The apartment-sharing and vacation site Airbnb has released a prospectus for its initial public offering (IPO).
The SEC filing details much about the company, including a possible future with cryptocurrency and blockchain implementation.
Airbnb and the Future of Travel
When COVID-19 first started to grip the world at the beginning of 2020, plans for Airbnb’s IPO looked shaky at best. While in the summer bookings did begin to increase, the future of travel is still up in the air.
For a while, the travel industry seemed to perk up again. In summer 2020, Airbnb saw an uptick in business and re-vamped its plans for an IPO. But then came autumn, and with it, a new spike in Coronavirus cases.
Now, record daily cases in the U.S., shutdowns, and travel restrictions are putting the tourism industry in jeopardy once more. Despite the announcement of potential vaccines, the short term future may bring the worst surge in cases seen yet.
Nonetheless, Airbnb filed the prospectus for its initial public offering on Nov 16, 2020. Included in the SEC document were mentions of cryptocurrency and distributed ledger technology.
Authentication of the Future
Despite pitching its service as a contemporary way to travel, Airbnb has not wrestled much with Bitcoin.

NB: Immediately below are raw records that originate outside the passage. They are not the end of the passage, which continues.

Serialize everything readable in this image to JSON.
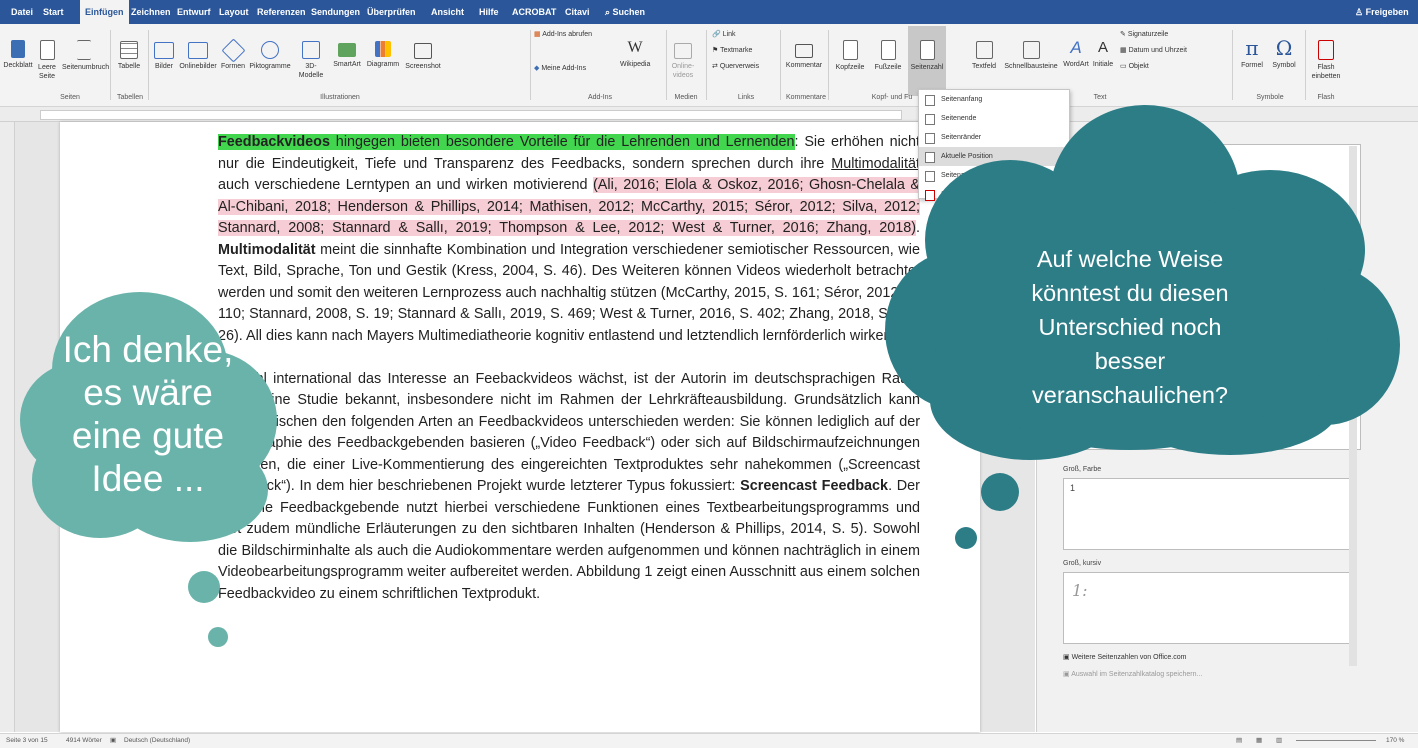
{
  "ribbon_tabs": [
    "Datei",
    "Start",
    "Einfügen",
    "Zeichnen",
    "Entwurf",
    "Layout",
    "Referenzen",
    "Sendungen",
    "Überprüfen",
    "Ansicht",
    "Hilfe",
    "ACROBAT",
    "Citavi"
  ],
  "active_tab": "Einfügen",
  "search_label": "Suchen",
  "share_label": "Freigeben",
  "ribbon_buttons": [
    "Deckblatt",
    "Leere Seite",
    "Seitenumbruch",
    "Tabelle",
    "Bilder",
    "Onlinebilder",
    "Formen",
    "Piktogramme",
    "3D-Modelle",
    "SmartArt",
    "Diagramm",
    "Screenshot",
    "Add-Ins abrufen",
    "Meine Add-Ins",
    "Wikipedia",
    "Online-videos",
    "Link",
    "Textmarke",
    "Querverweis",
    "Kommentar",
    "Kopfzeile",
    "Fußzeile",
    "Seitenzahl",
    "Textfeld",
    "Schnellbausteine",
    "WordArt",
    "Initiale",
    "Signaturzeile",
    "Datum und Uhrzeit",
    "Objekt",
    "Formel",
    "Symbol",
    "Flash einbetten"
  ],
  "ribbon_groups": [
    "Seiten",
    "Tabellen",
    "Illustrationen",
    "Add-Ins",
    "Medien",
    "Links",
    "Kommentare",
    "Kopf- und Fu",
    "Text",
    "Symbole",
    "Flash"
  ],
  "dropdown_items": [
    "Seitenanfang",
    "Seitenende",
    "Seitenränder",
    "Aktuelle Position",
    "Seitenzahlen formatieren...",
    "Seitenzahlen entfernen"
  ],
  "panel": {
    "label1": "Groß, Farbe",
    "value1": "1",
    "label2": "Groß, kursiv",
    "value2": "1:",
    "link1": "Weitere Seitenzahlen von Office.com",
    "link2": "Auswahl im Seitenzahlkatalog speichern..."
  },
  "document": {
    "p1_green": "Feedbackvideos",
    "p1_green_rest": " hingegen bieten besondere Vorteile für die Lehrenden und Lernenden",
    "p1_a": ": Sie erhöhen nicht nur die Eindeutigkeit, Tiefe und Transparenz des Feedbacks, sondern sprechen durch ihre ",
    "p1_multi": "Multimodalität",
    "p1_b": " auch verschiedene Lerntypen an und wirken motivierend ",
    "p1_pink": "(Ali, 2016; Elola & Oskoz, 2016; Ghosn-Chelala & Al-Chibani, 2018; Henderson & Phillips, 2014; Mathisen, 2012; McCarthy, 2015; Séror, 2012; Silva, 2012; Stannard, 2008; Stannard & Sallı, 2019; Thompson & Lee, 2012; West & Turner, 2016; Zhang, 2018)",
    "p1_c": ". ",
    "p1_bold": "Multimodalität",
    "p1_d": " meint die sinnhafte Kombination und Integration verschiedener semiotischer Ressourcen, wie Text, Bild, Sprache, Ton und Gestik (Kress, 2004, S. 46). Des Weiteren können Videos wiederholt betrachtet werden und somit den weiteren Lernprozess auch nachhaltig stützen (McCarthy, 2015, S. 161; Séror, 2012, S. 110; Stannard, 2008, S. 19; Stannard & Sallı, 2019, S. 469; West & Turner, 2016, S. 402; Zhang, 2018, S. 25–26). All dies kann nach Mayers Multimediatheorie kognitiv entlastend und letztendlich lernförderlich wirken.",
    "p2_a": "Obwohl international das Interesse an Feebackvideos wächst, ist der Autorin im deutschsprachigen Raum noch keine Studie bekannt, insbesondere nicht im Rahmen der Lehrkräfteausbildung. Grundsätzlich kann dabei zwischen den folgenden Arten an Feedbackvideos unterschieden werden: Sie können lediglich auf der Videographie des Feedbackgebenden basieren („Video Feedback“) oder sich auf Bildschirmaufzeichnungen beziehen, die einer Live-Kommentierung des eingereichten Textproduktes sehr nahekommen („Screencast Feedback“). In dem hier beschriebenen Projekt wurde letzterer Typus fokussiert: ",
    "p2_bold": "Screencast Feedback",
    "p2_b": ". Der oder die Feedbackgebende nutzt hierbei verschiedene Funktionen eines Textbearbeitungsprogramms und gibt zudem mündliche Erläuterungen zu den sichtbaren Inhalten (Henderson & Phillips, 2014, S. 5). Sowohl die Bildschirminhalte als auch die Audiokommentare werden aufgenommen und können nachträglich in einem Videobearbeitungsprogramm weiter aufbereitet werden. Abbildung 1 zeigt einen Ausschnitt aus einem solchen Feedbackvideo zu einem schriftlichen Textprodukt."
  },
  "cloud_left": [
    "Ich denke,",
    "es wäre",
    "eine gute",
    "Idee ..."
  ],
  "cloud_right": [
    "Auf welche Weise",
    "könntest du diesen",
    "Unterschied noch",
    "besser",
    "veranschaulichen?"
  ],
  "status": {
    "page": "Seite 3 von 15",
    "words": "4914 Wörter",
    "language": "Deutsch (Deutschland)",
    "zoom": "170 %"
  },
  "colors": {
    "ribbon": "#2b579a",
    "cloud": "#2d7d87",
    "cloud_small": "#6ab3aa",
    "highlight_green": "#42d64f",
    "highlight_pink": "#f7cdd5"
  }
}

Surprisingly, the prospectus mentions the possibility of using blockchain technologies for authentication. This includes a “future success,” depending on, “[Airbnb’s] ability to adapt to emerging technologies such as tokenization, cryptocurrencies… and new authentication technologies.”
The document also notes that it may use distributed ledger and blockchain technologies for purposes of biometrics. Alongside those, the accommodations giant said it was looking into artificial intelligence, virtual and augmented reality, and cloud technologies.
What Are the Risks?
Though these cryptocurrency-related items are mentioned in the 443-page document, they are not the main attraction. Indeed, the information related to authentication is part of the document’s “Risk Factor” section.
Likewise, the document mentions that pursuing different security and technology lines of research may be more costly than is worthwhile.
Airbnb has not accepted Bitcoin in the U.S. as a payment method, despite buying crypto company ChangeTip in 2016. However, this is technically possible through some third-party applications. PayPal, for example, recently added cryptocurrency support and is accepted by Airbnb.
The company Bitrefill, which sells gift cards for crypto, also allows users to purchase Airbnb gift certificates.
With Bitcoin reaching $18,000 this week, cryptocurrencies remain in the spotlight and may stay on Airbnb’s radar.